To agree to allow someone to use something or occupy some place temporarily for payment or a series of payments. A noun or pronoun can be used between "rent" and "out." After business started declining, we began renting out our warehouses to help supplement our revenue stream. We also offer to rent the equipment out on daily, monthly, or yearly rates.
See also: out, rent

rent out

v.
To grant temporary occupancy or use of some property or some service to someone in exchange for regular payments: I rented out the extra room over the garage to a college student. My parents rented our cabin out to one of my cousins.
See also: out, rent

rent(al)s

n. one’s parents. (see also (parental) units.
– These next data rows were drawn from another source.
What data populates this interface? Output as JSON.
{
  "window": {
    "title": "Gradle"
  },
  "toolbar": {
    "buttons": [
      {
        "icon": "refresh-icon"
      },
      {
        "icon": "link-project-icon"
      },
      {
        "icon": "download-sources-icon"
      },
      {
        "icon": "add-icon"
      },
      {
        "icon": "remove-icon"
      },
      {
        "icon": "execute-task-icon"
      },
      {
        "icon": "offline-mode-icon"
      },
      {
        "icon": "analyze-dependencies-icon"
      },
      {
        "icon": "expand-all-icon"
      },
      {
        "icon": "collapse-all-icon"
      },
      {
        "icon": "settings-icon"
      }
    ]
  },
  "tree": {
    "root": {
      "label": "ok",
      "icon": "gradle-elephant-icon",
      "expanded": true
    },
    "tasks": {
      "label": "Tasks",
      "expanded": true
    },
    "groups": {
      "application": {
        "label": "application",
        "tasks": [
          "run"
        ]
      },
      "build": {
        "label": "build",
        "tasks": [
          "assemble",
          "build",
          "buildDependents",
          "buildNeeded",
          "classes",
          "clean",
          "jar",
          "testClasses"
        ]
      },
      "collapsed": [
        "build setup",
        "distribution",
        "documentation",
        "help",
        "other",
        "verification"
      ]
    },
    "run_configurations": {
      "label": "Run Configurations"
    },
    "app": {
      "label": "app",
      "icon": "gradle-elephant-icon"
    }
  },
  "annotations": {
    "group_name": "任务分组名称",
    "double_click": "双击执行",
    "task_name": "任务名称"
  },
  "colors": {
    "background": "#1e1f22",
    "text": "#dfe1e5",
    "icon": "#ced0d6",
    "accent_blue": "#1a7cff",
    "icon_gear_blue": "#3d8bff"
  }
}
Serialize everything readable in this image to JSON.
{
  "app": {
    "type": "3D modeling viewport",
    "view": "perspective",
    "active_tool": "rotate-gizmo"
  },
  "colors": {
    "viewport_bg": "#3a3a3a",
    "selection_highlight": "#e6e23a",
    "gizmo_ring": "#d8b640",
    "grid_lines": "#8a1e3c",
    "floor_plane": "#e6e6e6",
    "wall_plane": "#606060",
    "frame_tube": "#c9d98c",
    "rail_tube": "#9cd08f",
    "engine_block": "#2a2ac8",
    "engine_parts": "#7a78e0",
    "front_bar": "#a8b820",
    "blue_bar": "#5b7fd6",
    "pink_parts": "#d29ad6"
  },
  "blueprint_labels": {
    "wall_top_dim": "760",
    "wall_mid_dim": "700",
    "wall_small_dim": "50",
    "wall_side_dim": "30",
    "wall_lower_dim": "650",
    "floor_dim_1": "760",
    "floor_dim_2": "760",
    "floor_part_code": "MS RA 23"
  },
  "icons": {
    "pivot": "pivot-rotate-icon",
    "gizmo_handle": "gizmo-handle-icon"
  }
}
Also a term of address.) Hey, rentals, let’s go out for dinner.

rents

verb
References in classic literature ?
Be sure, if they take less rents, be sure Government has a finger in the pie.
Now, the tenants of Appin have to pay a rent to King George; but their hearts are staunch, they are true to their chief; and what with love and a bit of pressure, and maybe a threat or two, the poor folk scrape up a second rent for Ardshiel.
all this is about a landlord not a hundred miles from Middlemarch, who receives his own rents.
Not only that; but the village, light-headed with famine, fire, and bell-ringing, and bethinking itself that Monsieur Gabelle had to do with the collection of rent and taxes--though it was but a small instalment of taxes, and no rent at all, that Gabelle had got in those latter days--became impatient for an interview with him, and, surrounding his house, summoned him to come forth for personal conference.
And yet, on the other hand, if they were going to make the venture, the sooner they did it the better, for were they not paying rent all the time, and living in a most horrible way besides?
Most catastrophic of all, however, was the fact that Dag Daughtry was three quarts short of his daily allowance and did not dare break into the rent money which was all that stood between him and his family and the street.
In doing this he would satisfy everybody - the grocer, his sister, Ruth, and even Maria, to whom he owed a month's room rent.
She hoped that during part of each year she could rent the extra bed-room to some one, preferably a boy, like Bill, who was attending high school.
As long as I have enough money for three weeks' rent and a pound or two over for food I never bother.
She paused, musing, and a spasm of pity rent the bosom beneath Dudley Pickering's ample shirt.
But even if the rent is not mended, perhaps the worst vice betrayed is improvidence.
It seemed as though her grief were breaking forth more violently than usual; and she could be heard outside lamenting in a loud and monotonous voice which rent the heart.
In the last days of autumn he had whitewashed the chalet, painted the doors, windows, and veranda, repaired the roof and interior, and improved the place so much that the landlord had warned him that the rent would be raised at the expiration of his twelvemonth's tenancy, remarking that a tenant could not reasonably expect to have a pretty, rain-tight dwelling-house for the same money as a hardly habitable ruin.
Do you know, I am going to move from my present quarters into your old ones, which I intend to rent from Thedora; for I could never part with that good old woman.
During these two hours I will go," said the musketeer, "and take my quarter's rent of the Image-de-Notre-Dame.